In “What’s Eating Gilbert Grape,” 500-pound Bonnie Grape leaves the house for the first time in years to go down to the courthouse to spring her youngest son, Arnie, from jail. She pounds on the countertop in the sheriff’s office, shouting, “Give me my son!”
In my film “Pieces of April,” after the Burns family abandons their trip to visit April in her run-down tenement apartment, her cancer-riddled mother, Joy, in a moment of defiance, climbs on the back of a stranger’s motorcycle and rides back to Manhattan where she reunites with her estranged daughter.
These two broken mothers each found their heroic moment.

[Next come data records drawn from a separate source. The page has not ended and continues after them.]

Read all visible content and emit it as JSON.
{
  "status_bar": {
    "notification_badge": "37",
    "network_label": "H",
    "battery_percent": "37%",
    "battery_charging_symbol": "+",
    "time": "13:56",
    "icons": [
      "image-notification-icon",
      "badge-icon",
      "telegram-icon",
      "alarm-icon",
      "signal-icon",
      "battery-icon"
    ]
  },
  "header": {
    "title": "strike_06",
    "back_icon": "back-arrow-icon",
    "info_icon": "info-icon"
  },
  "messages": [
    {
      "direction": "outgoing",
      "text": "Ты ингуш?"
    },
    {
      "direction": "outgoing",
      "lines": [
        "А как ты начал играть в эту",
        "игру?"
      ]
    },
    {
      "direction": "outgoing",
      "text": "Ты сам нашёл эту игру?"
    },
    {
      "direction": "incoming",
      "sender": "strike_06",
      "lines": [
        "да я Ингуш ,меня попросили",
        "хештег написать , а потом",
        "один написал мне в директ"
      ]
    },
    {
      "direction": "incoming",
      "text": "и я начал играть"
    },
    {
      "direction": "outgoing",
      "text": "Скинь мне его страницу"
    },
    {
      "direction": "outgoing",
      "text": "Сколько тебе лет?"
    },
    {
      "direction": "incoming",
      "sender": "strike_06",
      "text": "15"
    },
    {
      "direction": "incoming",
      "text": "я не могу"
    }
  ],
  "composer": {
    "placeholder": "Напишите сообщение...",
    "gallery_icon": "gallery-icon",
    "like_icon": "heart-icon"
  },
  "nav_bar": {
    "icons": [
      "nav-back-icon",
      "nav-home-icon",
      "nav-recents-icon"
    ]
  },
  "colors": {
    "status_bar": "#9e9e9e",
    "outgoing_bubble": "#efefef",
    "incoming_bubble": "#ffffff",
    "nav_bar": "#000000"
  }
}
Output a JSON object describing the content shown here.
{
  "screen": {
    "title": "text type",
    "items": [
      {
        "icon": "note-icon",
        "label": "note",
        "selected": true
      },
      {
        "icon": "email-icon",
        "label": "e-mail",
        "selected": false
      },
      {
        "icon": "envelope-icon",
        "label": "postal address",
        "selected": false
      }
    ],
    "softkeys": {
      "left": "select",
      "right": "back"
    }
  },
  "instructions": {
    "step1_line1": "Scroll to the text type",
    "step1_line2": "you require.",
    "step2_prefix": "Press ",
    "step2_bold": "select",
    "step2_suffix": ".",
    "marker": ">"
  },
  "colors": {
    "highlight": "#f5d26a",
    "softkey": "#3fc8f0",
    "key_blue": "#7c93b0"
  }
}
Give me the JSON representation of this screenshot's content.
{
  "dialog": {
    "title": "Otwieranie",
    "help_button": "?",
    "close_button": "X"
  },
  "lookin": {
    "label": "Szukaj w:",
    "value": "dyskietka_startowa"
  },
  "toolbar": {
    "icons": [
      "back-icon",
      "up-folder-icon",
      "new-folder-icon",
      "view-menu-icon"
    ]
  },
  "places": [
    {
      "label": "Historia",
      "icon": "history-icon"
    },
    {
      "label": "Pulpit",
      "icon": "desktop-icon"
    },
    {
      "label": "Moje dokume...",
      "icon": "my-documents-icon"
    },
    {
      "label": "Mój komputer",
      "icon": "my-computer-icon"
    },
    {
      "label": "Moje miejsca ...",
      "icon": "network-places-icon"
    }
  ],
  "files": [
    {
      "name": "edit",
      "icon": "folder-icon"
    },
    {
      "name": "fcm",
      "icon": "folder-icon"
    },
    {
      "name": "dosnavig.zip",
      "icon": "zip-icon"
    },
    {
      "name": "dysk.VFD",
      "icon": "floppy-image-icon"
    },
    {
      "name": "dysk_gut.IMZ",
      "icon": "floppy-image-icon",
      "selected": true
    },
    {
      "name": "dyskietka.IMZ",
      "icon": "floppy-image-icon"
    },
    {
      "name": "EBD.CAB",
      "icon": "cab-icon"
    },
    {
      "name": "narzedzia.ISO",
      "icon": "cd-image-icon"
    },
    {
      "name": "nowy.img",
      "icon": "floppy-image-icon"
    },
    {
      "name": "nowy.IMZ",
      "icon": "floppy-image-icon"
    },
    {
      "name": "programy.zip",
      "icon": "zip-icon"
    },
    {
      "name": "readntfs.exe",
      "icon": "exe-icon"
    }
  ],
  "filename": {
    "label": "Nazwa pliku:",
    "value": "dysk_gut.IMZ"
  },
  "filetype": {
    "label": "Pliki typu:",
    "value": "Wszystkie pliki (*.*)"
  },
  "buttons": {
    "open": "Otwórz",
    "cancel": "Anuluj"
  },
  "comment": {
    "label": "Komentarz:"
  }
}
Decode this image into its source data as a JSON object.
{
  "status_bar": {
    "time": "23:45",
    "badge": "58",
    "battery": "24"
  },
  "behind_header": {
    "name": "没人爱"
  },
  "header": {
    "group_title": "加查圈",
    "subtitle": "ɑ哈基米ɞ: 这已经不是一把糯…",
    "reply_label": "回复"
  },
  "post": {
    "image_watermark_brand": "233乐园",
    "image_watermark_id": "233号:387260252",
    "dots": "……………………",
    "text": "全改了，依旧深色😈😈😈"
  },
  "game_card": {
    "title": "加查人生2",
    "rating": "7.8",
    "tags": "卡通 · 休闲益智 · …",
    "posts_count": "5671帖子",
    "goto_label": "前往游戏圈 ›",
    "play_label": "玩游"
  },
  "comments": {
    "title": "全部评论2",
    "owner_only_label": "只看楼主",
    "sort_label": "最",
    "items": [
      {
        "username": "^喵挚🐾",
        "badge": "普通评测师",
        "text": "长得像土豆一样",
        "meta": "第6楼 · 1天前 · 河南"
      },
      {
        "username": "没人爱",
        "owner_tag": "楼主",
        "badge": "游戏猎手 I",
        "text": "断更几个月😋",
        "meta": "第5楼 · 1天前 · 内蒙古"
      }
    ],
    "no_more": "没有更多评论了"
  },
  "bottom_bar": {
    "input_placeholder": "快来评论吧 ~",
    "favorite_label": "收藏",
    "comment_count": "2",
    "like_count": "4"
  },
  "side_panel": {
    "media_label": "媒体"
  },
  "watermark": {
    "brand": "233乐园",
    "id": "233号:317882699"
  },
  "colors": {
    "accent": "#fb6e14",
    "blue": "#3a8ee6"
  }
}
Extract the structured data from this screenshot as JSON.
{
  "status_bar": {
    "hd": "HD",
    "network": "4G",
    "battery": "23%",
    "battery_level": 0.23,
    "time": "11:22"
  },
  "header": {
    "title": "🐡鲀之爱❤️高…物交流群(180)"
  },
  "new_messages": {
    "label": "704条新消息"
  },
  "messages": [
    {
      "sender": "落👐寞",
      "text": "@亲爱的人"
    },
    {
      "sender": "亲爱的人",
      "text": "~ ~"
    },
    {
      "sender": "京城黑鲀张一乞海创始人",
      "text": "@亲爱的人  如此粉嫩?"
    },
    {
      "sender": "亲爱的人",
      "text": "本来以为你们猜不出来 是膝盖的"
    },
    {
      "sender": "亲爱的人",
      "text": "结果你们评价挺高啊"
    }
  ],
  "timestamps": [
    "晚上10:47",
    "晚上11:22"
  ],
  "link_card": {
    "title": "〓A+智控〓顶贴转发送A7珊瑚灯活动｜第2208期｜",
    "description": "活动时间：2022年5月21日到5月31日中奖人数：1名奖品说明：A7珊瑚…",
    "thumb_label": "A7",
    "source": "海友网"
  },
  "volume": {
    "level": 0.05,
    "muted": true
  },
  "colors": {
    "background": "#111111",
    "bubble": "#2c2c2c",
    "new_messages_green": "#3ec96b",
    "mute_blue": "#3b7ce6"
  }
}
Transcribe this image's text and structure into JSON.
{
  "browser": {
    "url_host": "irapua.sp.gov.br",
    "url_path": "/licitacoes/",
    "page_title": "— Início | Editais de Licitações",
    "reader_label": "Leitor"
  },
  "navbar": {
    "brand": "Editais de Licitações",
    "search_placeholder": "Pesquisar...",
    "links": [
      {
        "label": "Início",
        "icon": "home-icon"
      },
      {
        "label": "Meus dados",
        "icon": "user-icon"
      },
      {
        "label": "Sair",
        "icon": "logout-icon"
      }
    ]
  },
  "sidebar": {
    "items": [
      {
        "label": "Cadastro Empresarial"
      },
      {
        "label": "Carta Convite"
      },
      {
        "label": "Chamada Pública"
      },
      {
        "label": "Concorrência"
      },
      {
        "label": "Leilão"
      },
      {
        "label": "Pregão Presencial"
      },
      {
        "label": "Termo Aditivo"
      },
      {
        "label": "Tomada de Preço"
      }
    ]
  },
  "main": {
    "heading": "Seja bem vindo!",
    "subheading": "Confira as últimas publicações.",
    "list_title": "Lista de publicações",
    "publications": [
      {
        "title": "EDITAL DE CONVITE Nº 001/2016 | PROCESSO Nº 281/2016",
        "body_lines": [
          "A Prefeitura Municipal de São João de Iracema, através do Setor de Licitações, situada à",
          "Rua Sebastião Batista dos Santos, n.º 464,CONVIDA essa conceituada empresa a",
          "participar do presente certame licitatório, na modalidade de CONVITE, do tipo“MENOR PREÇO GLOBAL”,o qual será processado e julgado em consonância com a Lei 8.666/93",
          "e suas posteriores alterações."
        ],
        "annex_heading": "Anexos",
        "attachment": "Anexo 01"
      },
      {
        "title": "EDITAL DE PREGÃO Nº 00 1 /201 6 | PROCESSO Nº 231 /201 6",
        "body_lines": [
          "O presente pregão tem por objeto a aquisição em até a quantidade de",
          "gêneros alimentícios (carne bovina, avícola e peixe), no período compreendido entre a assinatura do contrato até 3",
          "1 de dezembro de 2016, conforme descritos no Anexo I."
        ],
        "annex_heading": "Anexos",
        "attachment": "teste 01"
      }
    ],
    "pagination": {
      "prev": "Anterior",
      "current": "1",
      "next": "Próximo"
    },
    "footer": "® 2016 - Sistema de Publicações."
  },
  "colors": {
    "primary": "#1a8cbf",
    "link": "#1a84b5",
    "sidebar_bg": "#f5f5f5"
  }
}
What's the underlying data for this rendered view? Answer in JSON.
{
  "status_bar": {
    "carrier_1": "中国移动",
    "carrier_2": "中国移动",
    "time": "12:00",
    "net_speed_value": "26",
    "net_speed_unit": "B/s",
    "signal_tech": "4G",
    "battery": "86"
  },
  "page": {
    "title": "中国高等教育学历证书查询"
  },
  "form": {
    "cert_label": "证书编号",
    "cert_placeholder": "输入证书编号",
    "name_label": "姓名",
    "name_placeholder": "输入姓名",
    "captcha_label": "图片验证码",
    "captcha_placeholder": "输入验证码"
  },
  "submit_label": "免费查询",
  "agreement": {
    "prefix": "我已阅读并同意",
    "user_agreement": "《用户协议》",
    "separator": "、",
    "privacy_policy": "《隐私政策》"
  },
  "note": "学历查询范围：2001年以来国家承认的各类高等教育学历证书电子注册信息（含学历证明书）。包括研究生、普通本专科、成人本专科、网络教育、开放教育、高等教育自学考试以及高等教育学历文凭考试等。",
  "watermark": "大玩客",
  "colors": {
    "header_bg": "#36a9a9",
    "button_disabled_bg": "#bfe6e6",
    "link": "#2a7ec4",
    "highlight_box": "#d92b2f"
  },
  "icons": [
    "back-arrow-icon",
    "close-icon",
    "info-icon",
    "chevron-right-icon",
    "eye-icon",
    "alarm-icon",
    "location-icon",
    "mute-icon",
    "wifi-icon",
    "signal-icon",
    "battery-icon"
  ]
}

My new film, “Ben Is Back,” is a love story about a mother and her recovering-addict son. I started writing with this central question: “What if the mother, Holly, was like Orpheus and was willing to descend into the Underworld to bring her great love (in this case, her son Ben) back to Earth?” So instead of having one seminal moment of heroism, she could make an endless string of determined, but often misguided, heroic attempts.
My mother, Carole Hedges, was my world until she walked out of our house when I was 7. Actually, she didn’t walk out. Alcohol walked her out. Around the time of my birth, she started to drink excessively and by the time she bolted, leaving behind four kids (ages 12, 10, 7 and 5), she was no longer herself.
Had my mother been sober, she would never have left her kids behind. She may have left her contentious marriage, but she would have taken us with her.
How do I know?
After two attempts at rehab, she went back for a charmed third time, and days after my 15th birthday, my mom had her last drink.
Why did it finally stick? A variety of reasons, sometimes it takes three tries. Maybe it’s because she nearly died. But I believe it’s because my heroic (20 years old at the time) sister, a non-drinker, volunteered to go through rehab with her. It was my sister’s unwillingness to give up on our mother that made the difference. My mom didn’t think she was worth much. But she certainly knew my sister was. And if my sister was willing to go through it with her, maybe she could do it.
And she did.
One day at a time for the rest of her life, my mother stayed sober and devoted herself to helping others do the same.
When I was younger, alcohol hijacked my mother’s heart and she couldn’t love us enough. For her last 22 ½ years, she loved us too much, which turns out to be my favorite kind of love.
Too much love.
It’s in that spirit that the fictional Holly Burns poured onto the page.
Everything good in my life can be traced back to my mother’s sobriety. She showed me that broken people can -- with the help of others -- turn themselves around.
So, yes, I wrote a script called “Ben Is Back” that I got to make with a bunch of remarkable artists and craftspeople. It’s an urgent attempt to deal with the heroin/opioid epidemic that is ravaging our country. The talented cast includes my favorite movie star, Julia Roberts, and my favorite actor, Lucas Hedges, who also happens to be Carole Hedges’ grandson.
I’m sorry my mother’s not alive to see the film, not only because she’d be proud of it, but because it turns out she’s the hero behind it.